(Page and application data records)

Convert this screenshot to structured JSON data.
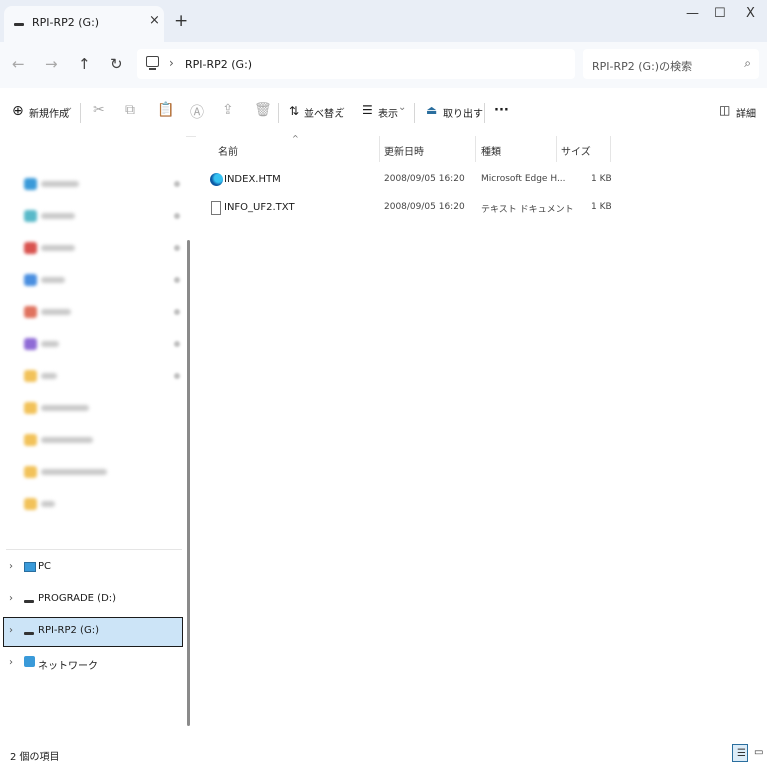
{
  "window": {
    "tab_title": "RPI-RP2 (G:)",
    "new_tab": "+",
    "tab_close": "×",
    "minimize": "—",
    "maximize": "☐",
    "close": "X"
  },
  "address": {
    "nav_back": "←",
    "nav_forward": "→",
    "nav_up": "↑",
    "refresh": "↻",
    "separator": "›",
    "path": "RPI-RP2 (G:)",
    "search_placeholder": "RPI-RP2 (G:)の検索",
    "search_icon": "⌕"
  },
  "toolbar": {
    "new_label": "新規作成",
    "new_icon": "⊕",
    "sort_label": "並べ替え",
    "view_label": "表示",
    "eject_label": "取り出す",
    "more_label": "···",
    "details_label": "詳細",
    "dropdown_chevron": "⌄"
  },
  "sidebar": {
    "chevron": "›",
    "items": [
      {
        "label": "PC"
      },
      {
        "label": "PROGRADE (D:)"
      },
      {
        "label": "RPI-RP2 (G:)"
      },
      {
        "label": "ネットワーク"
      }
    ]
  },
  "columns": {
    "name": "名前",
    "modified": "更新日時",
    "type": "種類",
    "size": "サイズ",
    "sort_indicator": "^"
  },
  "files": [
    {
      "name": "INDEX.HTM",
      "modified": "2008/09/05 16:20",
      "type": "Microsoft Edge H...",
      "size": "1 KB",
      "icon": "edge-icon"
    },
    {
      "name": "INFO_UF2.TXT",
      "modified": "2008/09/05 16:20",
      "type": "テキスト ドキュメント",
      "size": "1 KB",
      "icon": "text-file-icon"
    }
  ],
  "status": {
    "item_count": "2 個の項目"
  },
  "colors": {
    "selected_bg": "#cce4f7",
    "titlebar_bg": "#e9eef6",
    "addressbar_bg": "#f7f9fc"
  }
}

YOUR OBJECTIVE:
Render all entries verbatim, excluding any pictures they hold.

PROBLEM SOLUTION:
Convert this screenshot to structured JSON data.
{
  "window": {
    "tab_title": "RPI-RP2 (G:)",
    "new_tab": "+",
    "tab_close": "×",
    "minimize": "—",
    "maximize": "☐",
    "close": "X"
  },
  "address": {
    "nav_back": "←",
    "nav_forward": "→",
    "nav_up": "↑",
    "refresh": "↻",
    "separator": "›",
    "path": "RPI-RP2 (G:)",
    "search_placeholder": "RPI-RP2 (G:)の検索",
    "search_icon": "⌕"
  },
  "toolbar": {
    "new_label": "新規作成",
    "new_icon": "⊕",
    "sort_label": "並べ替え",
    "view_label": "表示",
    "eject_label": "取り出す",
    "more_label": "···",
    "details_label": "詳細",
    "dropdown_chevron": "⌄"
  },
  "sidebar": {
    "chevron": "›",
    "items": [
      {
        "label": "PC"
      },
      {
        "label": "PROGRADE (D:)"
      },
      {
        "label": "RPI-RP2 (G:)"
      },
      {
        "label": "ネットワーク"
      }
    ]
  },
  "columns": {
    "name": "名前",
    "modified": "更新日時",
    "type": "種類",
    "size": "サイズ",
    "sort_indicator": "^"
  },
  "files": [
    {
      "name": "INDEX.HTM",
      "modified": "2008/09/05 16:20",
      "type": "Microsoft Edge H...",
      "size": "1 KB",
      "icon": "edge-icon"
    },
    {
      "name": "INFO_UF2.TXT",
      "modified": "2008/09/05 16:20",
      "type": "テキスト ドキュメント",
      "size": "1 KB",
      "icon": "text-file-icon"
    }
  ],
  "status": {
    "item_count": "2 個の項目"
  },
  "colors": {
    "selected_bg": "#cce4f7",
    "titlebar_bg": "#e9eef6",
    "addressbar_bg": "#f7f9fc"
  }
}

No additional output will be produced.